In Evangelical churches, during worship service, children and young people receive an adapted education, in Sunday school, in a separate room.
Historically, Sunday schools were held in the afternoons in various communities, and were often staffed by workers from varying denominations. Beginning in the United States in the early 1930s, and Canada in the 1940s, the transition was made to Sunday mornings. Sunday school often takes the form of a one-hour or longer Bible study which can occur before, during, or after a church service. While many Sunday schools are focused on providing instruction for children (especially those sessions occurring during service times), adult Sunday-school classes are also popular and widespread (see RCIA). In some traditions, the term "Sunday school" is too strongly associated with children, and alternate terms such as "Adult Electives" or "religious education" are used instead of "Adult Sunday school". Some churches only operate Sunday school for children concurrently with the adult worship service. In this case, there is typically no adult Sunday school.
In Great Britain an agency was formed called the Religious Tract Society which helped provide literature for the Sunday school.
In the United States the American Sunday School Union was formed (headquartered in Philadelphia) for the publication of literature. This group helped pioneer what became known as the International Sunday School Lessons. The Sunday School Times was another periodical they published for the use of Sunday schools. LifeWay Christian Resources, Herald and Banner Press, David C Cook, and Group Publishing are among the widely available published resources currently used in Sunday schools across the country.

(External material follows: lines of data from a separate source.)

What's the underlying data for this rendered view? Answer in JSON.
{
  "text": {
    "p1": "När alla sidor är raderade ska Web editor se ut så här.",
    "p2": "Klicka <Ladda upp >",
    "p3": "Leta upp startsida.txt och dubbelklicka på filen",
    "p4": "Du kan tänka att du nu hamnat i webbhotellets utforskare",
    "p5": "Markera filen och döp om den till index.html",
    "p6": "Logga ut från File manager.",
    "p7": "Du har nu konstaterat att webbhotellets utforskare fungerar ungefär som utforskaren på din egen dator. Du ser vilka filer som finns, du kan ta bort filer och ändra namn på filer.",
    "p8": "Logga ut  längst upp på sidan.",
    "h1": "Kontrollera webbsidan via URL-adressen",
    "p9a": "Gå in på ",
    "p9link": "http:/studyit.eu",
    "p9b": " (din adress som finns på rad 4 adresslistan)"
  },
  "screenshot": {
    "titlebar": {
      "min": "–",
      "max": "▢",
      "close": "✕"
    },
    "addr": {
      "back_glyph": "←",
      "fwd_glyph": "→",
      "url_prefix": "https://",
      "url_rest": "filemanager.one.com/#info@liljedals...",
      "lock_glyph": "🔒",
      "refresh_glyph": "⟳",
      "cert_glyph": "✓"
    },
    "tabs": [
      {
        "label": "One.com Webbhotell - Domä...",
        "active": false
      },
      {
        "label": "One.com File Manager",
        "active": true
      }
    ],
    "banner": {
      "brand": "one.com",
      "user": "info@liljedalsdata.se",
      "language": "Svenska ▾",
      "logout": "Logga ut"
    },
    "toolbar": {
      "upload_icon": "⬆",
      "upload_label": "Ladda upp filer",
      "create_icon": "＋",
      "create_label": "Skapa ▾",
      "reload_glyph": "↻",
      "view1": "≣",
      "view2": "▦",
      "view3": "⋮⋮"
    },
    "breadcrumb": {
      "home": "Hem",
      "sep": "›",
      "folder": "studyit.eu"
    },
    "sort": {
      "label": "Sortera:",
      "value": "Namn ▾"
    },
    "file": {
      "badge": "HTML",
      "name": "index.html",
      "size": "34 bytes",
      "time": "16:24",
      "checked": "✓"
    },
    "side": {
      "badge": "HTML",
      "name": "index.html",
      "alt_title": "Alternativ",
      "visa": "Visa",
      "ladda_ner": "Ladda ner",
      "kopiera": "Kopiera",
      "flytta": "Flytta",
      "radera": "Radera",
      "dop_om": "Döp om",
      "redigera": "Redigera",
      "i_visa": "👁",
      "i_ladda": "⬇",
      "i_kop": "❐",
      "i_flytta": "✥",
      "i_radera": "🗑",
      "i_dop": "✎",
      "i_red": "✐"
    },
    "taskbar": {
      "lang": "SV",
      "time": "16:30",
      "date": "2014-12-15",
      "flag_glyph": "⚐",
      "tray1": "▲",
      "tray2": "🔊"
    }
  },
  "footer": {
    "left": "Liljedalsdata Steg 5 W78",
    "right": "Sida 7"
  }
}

Sunday school teachers are usually lay people who are selected for their role in the church by a designated coordinator, board, or a committee. Normally, the selection is based on a perception of character and ability to teach the Bible rather than formal training in education. Some Sunday school teachers, however, do have a background in education as a result of their occupations. Some churches require Sunday school teachers and catechists to attend courses to ensure that they have a sufficient understanding of the faith and of the teaching process to educate others. Other churches allow volunteers to teach without training; a profession of faith and a desire to teach is all that is required in such cases.
It is also not uncommon for Roman Catholic or Protestant pastors (church ministers) to teach such classes themselves. Some well-known public figures who teach, or have taught, Sunday school include Space Shuttle astronaut Ronald J. Garan Jr., comedian Stephen Colbert, novelist John Grisham, and former U.S. president Jimmy Carter.